▸ Required work: Report every line of the records beneath this task that holds the string "mysite".
BEGIN Given records
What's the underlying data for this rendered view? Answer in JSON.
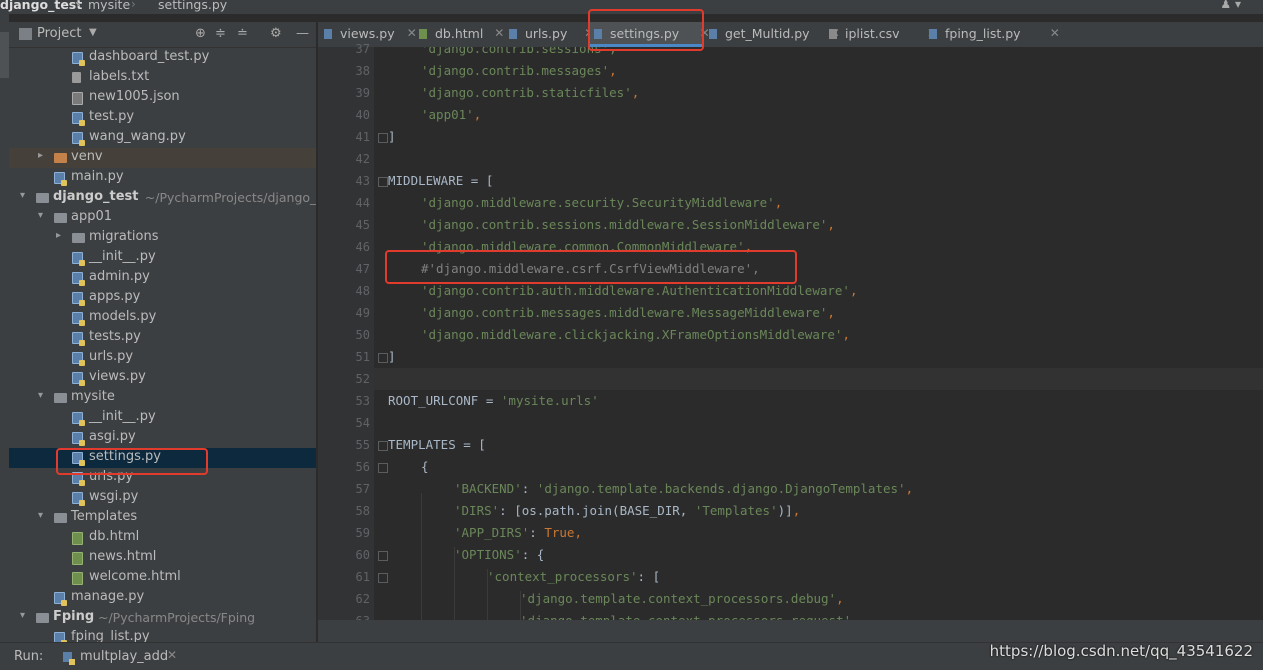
{
  "breadcrumb": {
    "project": "django_test",
    "folder": "mysite",
    "file": "settings.py",
    "user_icon": "user-icon"
  },
  "project_panel": {
    "title": "Project",
    "dropdown_icon": "chevron-down-icon"
  },
  "tree": [
    {
      "indent": 2,
      "arrow": "",
      "icon": "py",
      "name": "dashboard_test.py"
    },
    {
      "indent": 2,
      "arrow": "",
      "icon": "txt",
      "name": "labels.txt"
    },
    {
      "indent": 2,
      "arrow": "",
      "icon": "json",
      "name": "new1005.json"
    },
    {
      "indent": 2,
      "arrow": "",
      "icon": "py",
      "name": "test.py"
    },
    {
      "indent": 2,
      "arrow": "",
      "icon": "py",
      "name": "wang_wang.py"
    },
    {
      "indent": 1,
      "arrow": "right",
      "icon": "folder-orange",
      "name": "venv"
    },
    {
      "indent": 1,
      "arrow": "",
      "icon": "py",
      "name": "main.py"
    },
    {
      "indent": 0,
      "arrow": "down",
      "icon": "folder",
      "name": "django_test",
      "bold": true,
      "path": "~/PycharmProjects/django_tes"
    },
    {
      "indent": 1,
      "arrow": "down",
      "icon": "folder",
      "name": "app01"
    },
    {
      "indent": 2,
      "arrow": "right",
      "icon": "folder",
      "name": "migrations"
    },
    {
      "indent": 2,
      "arrow": "",
      "icon": "py",
      "name": "__init__.py"
    },
    {
      "indent": 2,
      "arrow": "",
      "icon": "py",
      "name": "admin.py"
    },
    {
      "indent": 2,
      "arrow": "",
      "icon": "py",
      "name": "apps.py"
    },
    {
      "indent": 2,
      "arrow": "",
      "icon": "py",
      "name": "models.py"
    },
    {
      "indent": 2,
      "arrow": "",
      "icon": "py",
      "name": "tests.py"
    },
    {
      "indent": 2,
      "arrow": "",
      "icon": "py",
      "name": "urls.py"
    },
    {
      "indent": 2,
      "arrow": "",
      "icon": "py",
      "name": "views.py"
    },
    {
      "indent": 1,
      "arrow": "down",
      "icon": "folder",
      "name": "mysite"
    },
    {
      "indent": 2,
      "arrow": "",
      "icon": "py",
      "name": "__init__.py"
    },
    {
      "indent": 2,
      "arrow": "",
      "icon": "py",
      "name": "asgi.py"
    },
    {
      "indent": 2,
      "arrow": "",
      "icon": "py",
      "name": "settings.py",
      "selected": true
    },
    {
      "indent": 2,
      "arrow": "",
      "icon": "py",
      "name": "urls.py"
    },
    {
      "indent": 2,
      "arrow": "",
      "icon": "py",
      "name": "wsgi.py"
    },
    {
      "indent": 1,
      "arrow": "down",
      "icon": "folder",
      "name": "Templates"
    },
    {
      "indent": 2,
      "arrow": "",
      "icon": "html",
      "name": "db.html"
    },
    {
      "indent": 2,
      "arrow": "",
      "icon": "html",
      "name": "news.html"
    },
    {
      "indent": 2,
      "arrow": "",
      "icon": "html",
      "name": "welcome.html"
    },
    {
      "indent": 1,
      "arrow": "",
      "icon": "py",
      "name": "manage.py"
    },
    {
      "indent": 0,
      "arrow": "down",
      "icon": "folder",
      "name": "Fping",
      "bold": true,
      "path": "~/PycharmProjects/Fping"
    },
    {
      "indent": 1,
      "arrow": "",
      "icon": "py",
      "name": "fping_list.py"
    }
  ],
  "tabs": [
    {
      "label": "views.py",
      "icon": "py",
      "active": false
    },
    {
      "label": "db.html",
      "icon": "html",
      "active": false
    },
    {
      "label": "urls.py",
      "icon": "py",
      "active": false
    },
    {
      "label": "settings.py",
      "icon": "py",
      "active": true
    },
    {
      "label": "get_Multid.py",
      "icon": "py",
      "active": false
    },
    {
      "label": "iplist.csv",
      "icon": "csv",
      "active": false
    },
    {
      "label": "fping_list.py",
      "icon": "py",
      "active": false
    }
  ],
  "code_lines": [
    {
      "no": "37",
      "indent": 1,
      "parts": [
        {
          "t": "'django.contrib.sessions',",
          "c": "str"
        }
      ]
    },
    {
      "no": "38",
      "indent": 1,
      "parts": [
        {
          "t": "'django.contrib.messages'",
          "c": "str"
        },
        {
          "t": ",",
          "c": "kw"
        }
      ]
    },
    {
      "no": "39",
      "indent": 1,
      "parts": [
        {
          "t": "'django.contrib.staticfiles'",
          "c": "str"
        },
        {
          "t": ",",
          "c": "kw"
        }
      ]
    },
    {
      "no": "40",
      "indent": 1,
      "parts": [
        {
          "t": "'app01'",
          "c": "str"
        },
        {
          "t": ",",
          "c": "kw"
        }
      ]
    },
    {
      "no": "41",
      "indent": 0,
      "fold": true,
      "parts": [
        {
          "t": "]",
          "c": ""
        }
      ]
    },
    {
      "no": "42",
      "indent": 0,
      "parts": []
    },
    {
      "no": "43",
      "indent": 0,
      "fold": true,
      "parts": [
        {
          "t": "MIDDLEWARE = [",
          "c": ""
        }
      ]
    },
    {
      "no": "44",
      "indent": 1,
      "parts": [
        {
          "t": "'django.middleware.security.SecurityMiddleware'",
          "c": "str"
        },
        {
          "t": ",",
          "c": "kw"
        }
      ]
    },
    {
      "no": "45",
      "indent": 1,
      "parts": [
        {
          "t": "'django.contrib.sessions.middleware.SessionMiddleware'",
          "c": "str"
        },
        {
          "t": ",",
          "c": "kw"
        }
      ]
    },
    {
      "no": "46",
      "indent": 1,
      "parts": [
        {
          "t": "'django.middleware.common.CommonMiddleware'",
          "c": "str"
        },
        {
          "t": ",",
          "c": "kw"
        }
      ]
    },
    {
      "no": "47",
      "indent": 1,
      "parts": [
        {
          "t": "#'django.middleware.csrf.CsrfViewMiddleware',",
          "c": "cm"
        }
      ]
    },
    {
      "no": "48",
      "indent": 1,
      "parts": [
        {
          "t": "'django.contrib.auth.middleware.AuthenticationMiddleware'",
          "c": "str"
        },
        {
          "t": ",",
          "c": "kw"
        }
      ]
    },
    {
      "no": "49",
      "indent": 1,
      "parts": [
        {
          "t": "'django.contrib.messages.middleware.MessageMiddleware'",
          "c": "str"
        },
        {
          "t": ",",
          "c": "kw"
        }
      ]
    },
    {
      "no": "50",
      "indent": 1,
      "parts": [
        {
          "t": "'django.middleware.clickjacking.XFrameOptionsMiddleware'",
          "c": "str"
        },
        {
          "t": ",",
          "c": "kw"
        }
      ]
    },
    {
      "no": "51",
      "indent": 0,
      "fold": true,
      "parts": [
        {
          "t": "]",
          "c": ""
        }
      ]
    },
    {
      "no": "52",
      "indent": 0,
      "current": true,
      "parts": []
    },
    {
      "no": "53",
      "indent": 0,
      "parts": [
        {
          "t": "ROOT_URLCONF = ",
          "c": ""
        },
        {
          "t": "'mysite.urls'",
          "c": "str"
        }
      ]
    },
    {
      "no": "54",
      "indent": 0,
      "parts": []
    },
    {
      "no": "55",
      "indent": 0,
      "fold": true,
      "parts": [
        {
          "t": "TEMPLATES = [",
          "c": ""
        }
      ]
    },
    {
      "no": "56",
      "indent": 1,
      "fold": true,
      "parts": [
        {
          "t": "{",
          "c": ""
        }
      ]
    },
    {
      "no": "57",
      "indent": 2,
      "parts": [
        {
          "t": "'BACKEND'",
          "c": "str"
        },
        {
          "t": ": ",
          "c": ""
        },
        {
          "t": "'django.template.backends.django.DjangoTemplates'",
          "c": "str"
        },
        {
          "t": ",",
          "c": "kw"
        }
      ]
    },
    {
      "no": "58",
      "indent": 2,
      "parts": [
        {
          "t": "'DIRS'",
          "c": "str"
        },
        {
          "t": ": [os.path.join(BASE_DIR, ",
          "c": ""
        },
        {
          "t": "'Templates'",
          "c": "str"
        },
        {
          "t": ")]",
          "c": ""
        },
        {
          "t": ",",
          "c": "kw"
        }
      ]
    },
    {
      "no": "59",
      "indent": 2,
      "parts": [
        {
          "t": "'APP_DIRS'",
          "c": "str"
        },
        {
          "t": ": ",
          "c": ""
        },
        {
          "t": "True",
          "c": "kw"
        },
        {
          "t": ",",
          "c": "kw"
        }
      ]
    },
    {
      "no": "60",
      "indent": 2,
      "fold": true,
      "parts": [
        {
          "t": "'OPTIONS'",
          "c": "str"
        },
        {
          "t": ": {",
          "c": ""
        }
      ]
    },
    {
      "no": "61",
      "indent": 3,
      "fold": true,
      "parts": [
        {
          "t": "'context_processors'",
          "c": "str"
        },
        {
          "t": ": [",
          "c": ""
        }
      ]
    },
    {
      "no": "62",
      "indent": 4,
      "parts": [
        {
          "t": "'django.template.context_processors.debug'",
          "c": "str"
        },
        {
          "t": ",",
          "c": "kw"
        }
      ]
    },
    {
      "no": "63",
      "indent": 4,
      "parts": [
        {
          "t": "'django.template.context_processors.request'",
          "c": "str"
        },
        {
          "t": ",",
          "c": "kw"
        }
      ]
    }
  ],
  "run_bar": {
    "label": "Run:",
    "config": "multplay_add"
  },
  "watermark": "https://blog.csdn.net/qq_43541622"
}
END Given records
▸ Task output:
    "folder": "mysite",
      "name": "mysite"
          "t": "'mysite.urls'",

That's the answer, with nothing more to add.